Task goal
In your answer, print each of the records below exactly.

##### Dataset records

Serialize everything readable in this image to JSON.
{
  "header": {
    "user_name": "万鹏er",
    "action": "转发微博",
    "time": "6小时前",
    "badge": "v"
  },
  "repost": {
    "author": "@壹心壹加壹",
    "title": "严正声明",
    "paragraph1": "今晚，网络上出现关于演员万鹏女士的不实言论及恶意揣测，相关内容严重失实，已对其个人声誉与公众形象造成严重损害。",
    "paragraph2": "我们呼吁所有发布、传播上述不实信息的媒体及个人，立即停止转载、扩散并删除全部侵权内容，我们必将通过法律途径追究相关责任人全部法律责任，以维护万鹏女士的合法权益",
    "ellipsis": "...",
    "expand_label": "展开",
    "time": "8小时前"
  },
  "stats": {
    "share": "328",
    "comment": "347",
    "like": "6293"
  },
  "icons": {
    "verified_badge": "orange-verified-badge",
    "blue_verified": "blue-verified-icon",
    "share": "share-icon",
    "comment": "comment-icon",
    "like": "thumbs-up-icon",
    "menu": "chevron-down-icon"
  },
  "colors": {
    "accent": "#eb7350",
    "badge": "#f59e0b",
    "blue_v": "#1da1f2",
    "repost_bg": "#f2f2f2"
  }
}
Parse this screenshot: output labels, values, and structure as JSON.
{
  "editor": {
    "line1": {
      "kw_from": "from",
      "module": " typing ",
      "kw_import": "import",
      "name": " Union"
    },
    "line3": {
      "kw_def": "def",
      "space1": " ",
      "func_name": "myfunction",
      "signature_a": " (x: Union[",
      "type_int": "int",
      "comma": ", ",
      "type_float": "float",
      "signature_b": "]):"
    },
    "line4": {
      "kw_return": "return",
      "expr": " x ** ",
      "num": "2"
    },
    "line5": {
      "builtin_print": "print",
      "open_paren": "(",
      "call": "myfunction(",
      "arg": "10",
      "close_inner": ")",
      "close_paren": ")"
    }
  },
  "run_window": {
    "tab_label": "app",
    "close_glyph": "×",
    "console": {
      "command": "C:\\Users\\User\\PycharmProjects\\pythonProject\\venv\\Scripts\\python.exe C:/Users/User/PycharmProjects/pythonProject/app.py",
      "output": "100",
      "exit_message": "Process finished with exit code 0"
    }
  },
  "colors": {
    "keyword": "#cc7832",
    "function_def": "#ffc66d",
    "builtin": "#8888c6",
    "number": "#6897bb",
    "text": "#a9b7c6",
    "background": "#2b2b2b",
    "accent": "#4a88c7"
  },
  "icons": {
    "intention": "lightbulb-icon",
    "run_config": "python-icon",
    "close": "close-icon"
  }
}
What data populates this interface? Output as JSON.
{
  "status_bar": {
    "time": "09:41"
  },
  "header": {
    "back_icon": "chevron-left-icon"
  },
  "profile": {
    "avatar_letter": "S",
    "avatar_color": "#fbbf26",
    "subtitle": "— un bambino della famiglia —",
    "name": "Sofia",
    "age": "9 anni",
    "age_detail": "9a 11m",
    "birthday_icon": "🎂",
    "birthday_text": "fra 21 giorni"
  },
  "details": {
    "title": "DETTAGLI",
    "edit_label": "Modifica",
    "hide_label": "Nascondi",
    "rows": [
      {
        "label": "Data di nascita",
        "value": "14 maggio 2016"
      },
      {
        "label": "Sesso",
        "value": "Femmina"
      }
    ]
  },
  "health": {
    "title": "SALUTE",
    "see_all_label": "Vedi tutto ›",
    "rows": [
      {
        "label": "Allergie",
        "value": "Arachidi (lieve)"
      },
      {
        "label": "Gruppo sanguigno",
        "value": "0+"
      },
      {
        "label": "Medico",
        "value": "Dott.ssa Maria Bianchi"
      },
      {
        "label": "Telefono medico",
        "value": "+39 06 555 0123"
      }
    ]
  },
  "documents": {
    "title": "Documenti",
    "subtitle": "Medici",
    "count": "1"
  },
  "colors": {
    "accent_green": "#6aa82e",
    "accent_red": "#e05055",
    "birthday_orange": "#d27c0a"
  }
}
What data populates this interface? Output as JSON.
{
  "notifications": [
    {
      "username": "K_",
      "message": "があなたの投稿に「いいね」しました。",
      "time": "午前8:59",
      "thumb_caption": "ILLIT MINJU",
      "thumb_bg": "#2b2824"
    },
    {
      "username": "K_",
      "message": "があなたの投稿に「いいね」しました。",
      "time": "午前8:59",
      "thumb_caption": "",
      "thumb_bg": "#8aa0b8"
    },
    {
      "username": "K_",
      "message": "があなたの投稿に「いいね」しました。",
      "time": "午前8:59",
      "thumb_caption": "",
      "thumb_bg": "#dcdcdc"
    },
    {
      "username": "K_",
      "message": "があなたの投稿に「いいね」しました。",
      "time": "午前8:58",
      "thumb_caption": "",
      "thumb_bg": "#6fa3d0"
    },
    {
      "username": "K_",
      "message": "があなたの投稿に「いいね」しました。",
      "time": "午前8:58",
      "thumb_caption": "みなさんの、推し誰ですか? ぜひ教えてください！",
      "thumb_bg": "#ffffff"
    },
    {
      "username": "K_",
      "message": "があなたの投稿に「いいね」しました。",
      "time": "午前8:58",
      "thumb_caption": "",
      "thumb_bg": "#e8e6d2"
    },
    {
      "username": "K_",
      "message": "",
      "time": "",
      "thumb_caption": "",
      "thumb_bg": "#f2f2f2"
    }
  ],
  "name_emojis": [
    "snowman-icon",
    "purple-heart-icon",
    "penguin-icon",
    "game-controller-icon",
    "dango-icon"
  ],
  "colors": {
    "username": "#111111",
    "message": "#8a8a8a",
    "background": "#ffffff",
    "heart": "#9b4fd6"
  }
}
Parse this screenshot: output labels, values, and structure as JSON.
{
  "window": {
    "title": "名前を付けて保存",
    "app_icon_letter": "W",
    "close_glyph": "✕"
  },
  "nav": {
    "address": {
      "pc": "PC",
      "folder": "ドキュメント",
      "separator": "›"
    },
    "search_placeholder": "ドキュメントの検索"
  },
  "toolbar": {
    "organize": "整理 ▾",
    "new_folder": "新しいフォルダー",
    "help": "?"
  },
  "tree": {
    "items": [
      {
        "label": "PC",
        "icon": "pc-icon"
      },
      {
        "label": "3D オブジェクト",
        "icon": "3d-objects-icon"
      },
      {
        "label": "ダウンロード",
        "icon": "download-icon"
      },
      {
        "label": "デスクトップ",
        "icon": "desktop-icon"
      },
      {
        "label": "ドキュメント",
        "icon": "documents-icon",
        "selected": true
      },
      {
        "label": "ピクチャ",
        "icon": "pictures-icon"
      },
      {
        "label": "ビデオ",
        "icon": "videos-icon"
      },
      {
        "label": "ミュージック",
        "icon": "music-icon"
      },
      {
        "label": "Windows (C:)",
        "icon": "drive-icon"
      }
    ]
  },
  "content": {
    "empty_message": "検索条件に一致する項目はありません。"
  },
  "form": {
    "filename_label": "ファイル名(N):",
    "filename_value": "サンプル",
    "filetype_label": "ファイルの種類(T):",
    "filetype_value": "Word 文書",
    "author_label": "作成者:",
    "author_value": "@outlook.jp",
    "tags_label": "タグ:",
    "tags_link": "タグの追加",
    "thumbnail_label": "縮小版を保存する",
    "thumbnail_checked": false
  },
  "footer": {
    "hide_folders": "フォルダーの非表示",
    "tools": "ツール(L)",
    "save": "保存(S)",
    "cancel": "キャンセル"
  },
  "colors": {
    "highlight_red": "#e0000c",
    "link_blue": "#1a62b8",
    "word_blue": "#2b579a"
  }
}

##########

Written solution
Serialize everything readable in this image to JSON.
{
  "header": {
    "user_name": "万鹏er",
    "action": "转发微博",
    "time": "6小时前",
    "badge": "v"
  },
  "repost": {
    "author": "@壹心壹加壹",
    "title": "严正声明",
    "paragraph1": "今晚，网络上出现关于演员万鹏女士的不实言论及恶意揣测，相关内容严重失实，已对其个人声誉与公众形象造成严重损害。",
    "paragraph2": "我们呼吁所有发布、传播上述不实信息的媒体及个人，立即停止转载、扩散并删除全部侵权内容，我们必将通过法律途径追究相关责任人全部法律责任，以维护万鹏女士的合法权益",
    "ellipsis": "...",
    "expand_label": "展开",
    "time": "8小时前"
  },
  "stats": {
    "share": "328",
    "comment": "347",
    "like": "6293"
  },
  "icons": {
    "verified_badge": "orange-verified-badge",
    "blue_verified": "blue-verified-icon",
    "share": "share-icon",
    "comment": "comment-icon",
    "like": "thumbs-up-icon",
    "menu": "chevron-down-icon"
  },
  "colors": {
    "accent": "#eb7350",
    "badge": "#f59e0b",
    "blue_v": "#1da1f2",
    "repost_bg": "#f2f2f2"
  }
}
Parse this screenshot: output labels, values, and structure as JSON.
{
  "editor": {
    "line1": {
      "kw_from": "from",
      "module": " typing ",
      "kw_import": "import",
      "name": " Union"
    },
    "line3": {
      "kw_def": "def",
      "space1": " ",
      "func_name": "myfunction",
      "signature_a": " (x: Union[",
      "type_int": "int",
      "comma": ", ",
      "type_float": "float",
      "signature_b": "]):"
    },
    "line4": {
      "kw_return": "return",
      "expr": " x ** ",
      "num": "2"
    },
    "line5": {
      "builtin_print": "print",
      "open_paren": "(",
      "call": "myfunction(",
      "arg": "10",
      "close_inner": ")",
      "close_paren": ")"
    }
  },
  "run_window": {
    "tab_label": "app",
    "close_glyph": "×",
    "console": {
      "command": "C:\\Users\\User\\PycharmProjects\\pythonProject\\venv\\Scripts\\python.exe C:/Users/User/PycharmProjects/pythonProject/app.py",
      "output": "100",
      "exit_message": "Process finished with exit code 0"
    }
  },
  "colors": {
    "keyword": "#cc7832",
    "function_def": "#ffc66d",
    "builtin": "#8888c6",
    "number": "#6897bb",
    "text": "#a9b7c6",
    "background": "#2b2b2b",
    "accent": "#4a88c7"
  },
  "icons": {
    "intention": "lightbulb-icon",
    "run_config": "python-icon",
    "close": "close-icon"
  }
}
What data populates this interface? Output as JSON.
{
  "status_bar": {
    "time": "09:41"
  },
  "header": {
    "back_icon": "chevron-left-icon"
  },
  "profile": {
    "avatar_letter": "S",
    "avatar_color": "#fbbf26",
    "subtitle": "— un bambino della famiglia —",
    "name": "Sofia",
    "age": "9 anni",
    "age_detail": "9a 11m",
    "birthday_icon": "🎂",
    "birthday_text": "fra 21 giorni"
  },
  "details": {
    "title": "DETTAGLI",
    "edit_label": "Modifica",
    "hide_label": "Nascondi",
    "rows": [
      {
        "label": "Data di nascita",
        "value": "14 maggio 2016"
      },
      {
        "label": "Sesso",
        "value": "Femmina"
      }
    ]
  },
  "health": {
    "title": "SALUTE",
    "see_all_label": "Vedi tutto ›",
    "rows": [
      {
        "label": "Allergie",
        "value": "Arachidi (lieve)"
      },
      {
        "label": "Gruppo sanguigno",
        "value": "0+"
      },
      {
        "label": "Medico",
        "value": "Dott.ssa Maria Bianchi"
      },
      {
        "label": "Telefono medico",
        "value": "+39 06 555 0123"
      }
    ]
  },
  "documents": {
    "title": "Documenti",
    "subtitle": "Medici",
    "count": "1"
  },
  "colors": {
    "accent_green": "#6aa82e",
    "accent_red": "#e05055",
    "birthday_orange": "#d27c0a"
  }
}
What data populates this interface? Output as JSON.
{
  "notifications": [
    {
      "username": "K_",
      "message": "があなたの投稿に「いいね」しました。",
      "time": "午前8:59",
      "thumb_caption": "ILLIT MINJU",
      "thumb_bg": "#2b2824"
    },
    {
      "username": "K_",
      "message": "があなたの投稿に「いいね」しました。",
      "time": "午前8:59",
      "thumb_caption": "",
      "thumb_bg": "#8aa0b8"
    },
    {
      "username": "K_",
      "message": "があなたの投稿に「いいね」しました。",
      "time": "午前8:59",
      "thumb_caption": "",
      "thumb_bg": "#dcdcdc"
    },
    {
      "username": "K_",
      "message": "があなたの投稿に「いいね」しました。",
      "time": "午前8:58",
      "thumb_caption": "",
      "thumb_bg": "#6fa3d0"
    },
    {
      "username": "K_",
      "message": "があなたの投稿に「いいね」しました。",
      "time": "午前8:58",
      "thumb_caption": "みなさんの、推し誰ですか? ぜひ教えてください！",
      "thumb_bg": "#ffffff"
    },
    {
      "username": "K_",
      "message": "があなたの投稿に「いいね」しました。",
      "time": "午前8:58",
      "thumb_caption": "",
      "thumb_bg": "#e8e6d2"
    },
    {
      "username": "K_",
      "message": "",
      "time": "",
      "thumb_caption": "",
      "thumb_bg": "#f2f2f2"
    }
  ],
  "name_emojis": [
    "snowman-icon",
    "purple-heart-icon",
    "penguin-icon",
    "game-controller-icon",
    "dango-icon"
  ],
  "colors": {
    "username": "#111111",
    "message": "#8a8a8a",
    "background": "#ffffff",
    "heart": "#9b4fd6"
  }
}
Parse this screenshot: output labels, values, and structure as JSON.
{
  "window": {
    "title": "名前を付けて保存",
    "app_icon_letter": "W",
    "close_glyph": "✕"
  },
  "nav": {
    "address": {
      "pc": "PC",
      "folder": "ドキュメント",
      "separator": "›"
    },
    "search_placeholder": "ドキュメントの検索"
  },
  "toolbar": {
    "organize": "整理 ▾",
    "new_folder": "新しいフォルダー",
    "help": "?"
  },
  "tree": {
    "items": [
      {
        "label": "PC",
        "icon": "pc-icon"
      },
      {
        "label": "3D オブジェクト",
        "icon": "3d-objects-icon"
      },
      {
        "label": "ダウンロード",
        "icon": "download-icon"
      },
      {
        "label": "デスクトップ",
        "icon": "desktop-icon"
      },
      {
        "label": "ドキュメント",
        "icon": "documents-icon",
        "selected": true
      },
      {
        "label": "ピクチャ",
        "icon": "pictures-icon"
      },
      {
        "label": "ビデオ",
        "icon": "videos-icon"
      },
      {
        "label": "ミュージック",
        "icon": "music-icon"
      },
      {
        "label": "Windows (C:)",
        "icon": "drive-icon"
      }
    ]
  },
  "content": {
    "empty_message": "検索条件に一致する項目はありません。"
  },
  "form": {
    "filename_label": "ファイル名(N):",
    "filename_value": "サンプル",
    "filetype_label": "ファイルの種類(T):",
    "filetype_value": "Word 文書",
    "author_label": "作成者:",
    "author_value": "@outlook.jp",
    "tags_label": "タグ:",
    "tags_link": "タグの追加",
    "thumbnail_label": "縮小版を保存する",
    "thumbnail_checked": false
  },
  "footer": {
    "hide_folders": "フォルダーの非表示",
    "tools": "ツール(L)",
    "save": "保存(S)",
    "cancel": "キャンセル"
  },
  "colors": {
    "highlight_red": "#e0000c",
    "link_blue": "#1a62b8",
    "word_blue": "#2b579a"
  }
}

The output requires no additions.